=== ACTION ITEM ===
Write out the data word for word and omit every picture.

-- DATA RECORDS follows --

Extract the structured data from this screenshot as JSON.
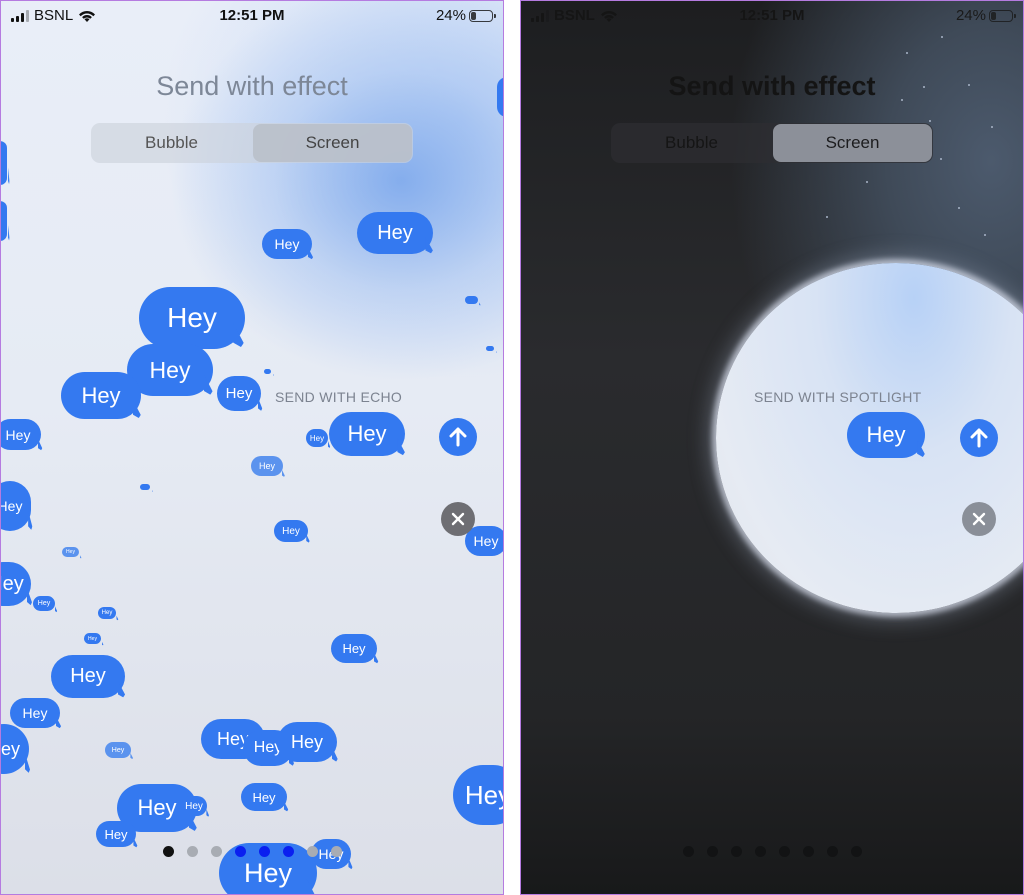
{
  "status_bar": {
    "carrier": "BSNL",
    "time": "12:51 PM",
    "battery_percent": "24%",
    "battery_level": 0.24
  },
  "left": {
    "title": "Send with effect",
    "segments": [
      {
        "label": "Bubble",
        "selected": false
      },
      {
        "label": "Screen",
        "selected": true
      }
    ],
    "effect_label": "SEND WITH ECHO",
    "message": "Hey",
    "echo_bubble_text": "Hey",
    "page_dots": {
      "count": 8,
      "active_index": 0
    }
  },
  "right": {
    "title": "Send with effect",
    "segments": [
      {
        "label": "Bubble",
        "selected": false
      },
      {
        "label": "Screen",
        "selected": true
      }
    ],
    "effect_label": "SEND WITH SPOTLIGHT",
    "message": "Hey",
    "page_dots": {
      "count": 8,
      "active_index": null
    }
  },
  "colors": {
    "accent": "#3479f0",
    "frame": "#b57be0"
  },
  "icons": {
    "send": "arrow-up-icon",
    "close": "close-icon",
    "signal": "signal-icon",
    "wifi": "wifi-icon",
    "battery": "battery-icon"
  }
}
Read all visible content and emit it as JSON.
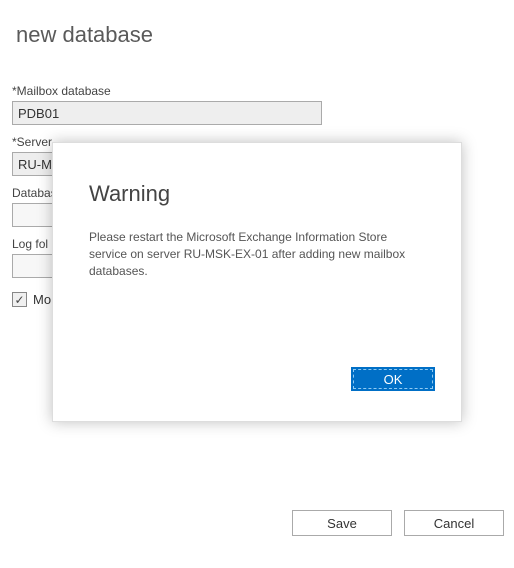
{
  "page": {
    "title": "new database"
  },
  "fields": {
    "mailbox_label": "*Mailbox database",
    "mailbox_value": "PDB01",
    "server_label": "*Server",
    "server_value": "RU-MS",
    "db_path_label": "Databas",
    "db_path_value": "",
    "log_path_label": "Log fol",
    "log_path_value": "",
    "mount_label": "Mo"
  },
  "dialog": {
    "title": "Warning",
    "message": "Please restart the Microsoft Exchange Information Store service on server RU-MSK-EX-01 after adding new mailbox databases.",
    "ok_label": "OK"
  },
  "buttons": {
    "save": "Save",
    "cancel": "Cancel"
  }
}
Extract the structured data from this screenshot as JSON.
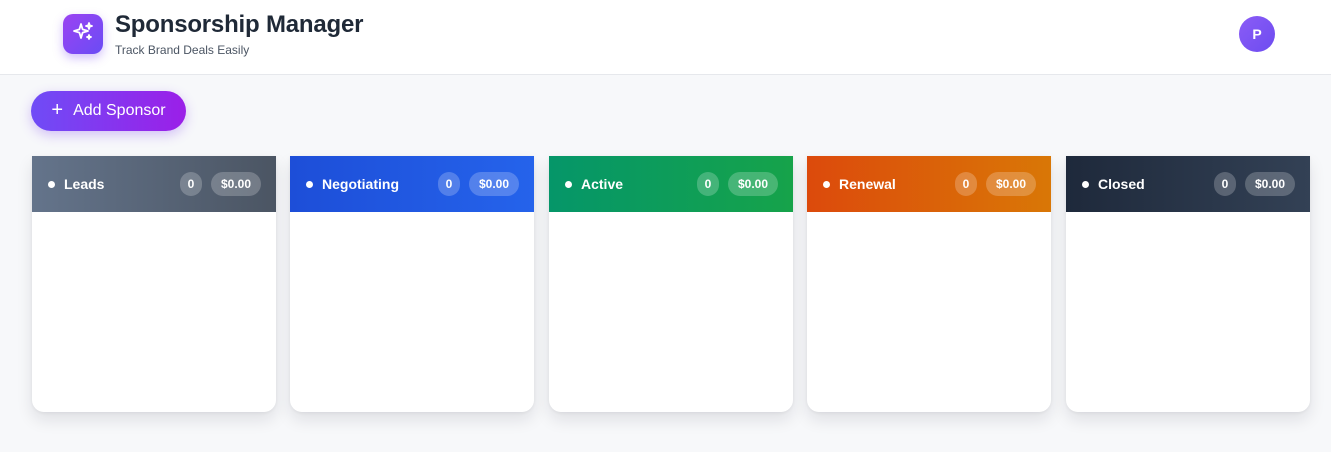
{
  "header": {
    "title": "Sponsorship Manager",
    "subtitle": "Track Brand Deals Easily",
    "logo_icon": "sparkles-icon",
    "avatar_initial": "P"
  },
  "toolbar": {
    "add_label": "Add Sponsor",
    "add_icon": "plus-icon"
  },
  "columns": [
    {
      "id": "leads",
      "title": "Leads",
      "count": "0",
      "total": "$0.00",
      "gradient": [
        "#4b5563",
        "#64748b"
      ]
    },
    {
      "id": "negotiating",
      "title": "Negotiating",
      "count": "0",
      "total": "$0.00",
      "gradient": [
        "#2563eb",
        "#1d4ed8"
      ]
    },
    {
      "id": "active",
      "title": "Active",
      "count": "0",
      "total": "$0.00",
      "gradient": [
        "#16a34a",
        "#059669"
      ]
    },
    {
      "id": "renewal",
      "title": "Renewal",
      "count": "0",
      "total": "$0.00",
      "gradient": [
        "#d97706",
        "#dc4a0c"
      ]
    },
    {
      "id": "closed",
      "title": "Closed",
      "count": "0",
      "total": "$0.00",
      "gradient": [
        "#334155",
        "#1e293b"
      ]
    }
  ],
  "colors": {
    "accent_start": "#6f4cf6",
    "accent_end": "#9b1fe8"
  }
}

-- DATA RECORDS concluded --

=== EXERCISE RESULT ===
Extract the structured data from this screenshot as JSON.
{
  "status_bar": {
    "carrier": "BSNL",
    "time": "12:51 PM",
    "battery_percent": "24%",
    "battery_level": 0.24
  },
  "left": {
    "title": "Send with effect",
    "segments": [
      {
        "label": "Bubble",
        "selected": false
      },
      {
        "label": "Screen",
        "selected": true
      }
    ],
    "effect_label": "SEND WITH ECHO",
    "message": "Hey",
    "echo_bubble_text": "Hey",
    "page_dots": {
      "count": 8,
      "active_index": 0
    }
  },
  "right": {
    "title": "Send with effect",
    "segments": [
      {
        "label": "Bubble",
        "selected": false
      },
      {
        "label": "Screen",
        "selected": true
      }
    ],
    "effect_label": "SEND WITH SPOTLIGHT",
    "message": "Hey",
    "page_dots": {
      "count": 8,
      "active_index": null
    }
  },
  "colors": {
    "accent": "#3479f0",
    "frame": "#b57be0"
  },
  "icons": {
    "send": "arrow-up-icon",
    "close": "close-icon",
    "signal": "signal-icon",
    "wifi": "wifi-icon",
    "battery": "battery-icon"
  }
}
Read all visible content and emit it as JSON.
{
  "page": {
    "title": "new database"
  },
  "fields": {
    "mailbox_label": "*Mailbox database",
    "mailbox_value": "PDB01",
    "server_label": "*Server",
    "server_value": "RU-MS",
    "db_path_label": "Databas",
    "db_path_value": "",
    "log_path_label": "Log fol",
    "log_path_value": "",
    "mount_label": "Mo"
  },
  "dialog": {
    "title": "Warning",
    "message": "Please restart the Microsoft Exchange Information Store service on server RU-MSK-EX-01 after adding new mailbox databases.",
    "ok_label": "OK"
  },
  "buttons": {
    "save": "Save",
    "cancel": "Cancel"
  }
}
Extract the structured data from this screenshot as JSON.
{
  "header": {
    "title": "Sponsorship Manager",
    "subtitle": "Track Brand Deals Easily",
    "logo_icon": "sparkles-icon",
    "avatar_initial": "P"
  },
  "toolbar": {
    "add_label": "Add Sponsor",
    "add_icon": "plus-icon"
  },
  "columns": [
    {
      "id": "leads",
      "title": "Leads",
      "count": "0",
      "total": "$0.00",
      "gradient": [
        "#4b5563",
        "#64748b"
      ]
    },
    {
      "id": "negotiating",
      "title": "Negotiating",
      "count": "0",
      "total": "$0.00",
      "gradient": [
        "#2563eb",
        "#1d4ed8"
      ]
    },
    {
      "id": "active",
      "title": "Active",
      "count": "0",
      "total": "$0.00",
      "gradient": [
        "#16a34a",
        "#059669"
      ]
    },
    {
      "id": "renewal",
      "title": "Renewal",
      "count": "0",
      "total": "$0.00",
      "gradient": [
        "#d97706",
        "#dc4a0c"
      ]
    },
    {
      "id": "closed",
      "title": "Closed",
      "count": "0",
      "total": "$0.00",
      "gradient": [
        "#334155",
        "#1e293b"
      ]
    }
  ],
  "colors": {
    "accent_start": "#6f4cf6",
    "accent_end": "#9b1fe8"
  }
}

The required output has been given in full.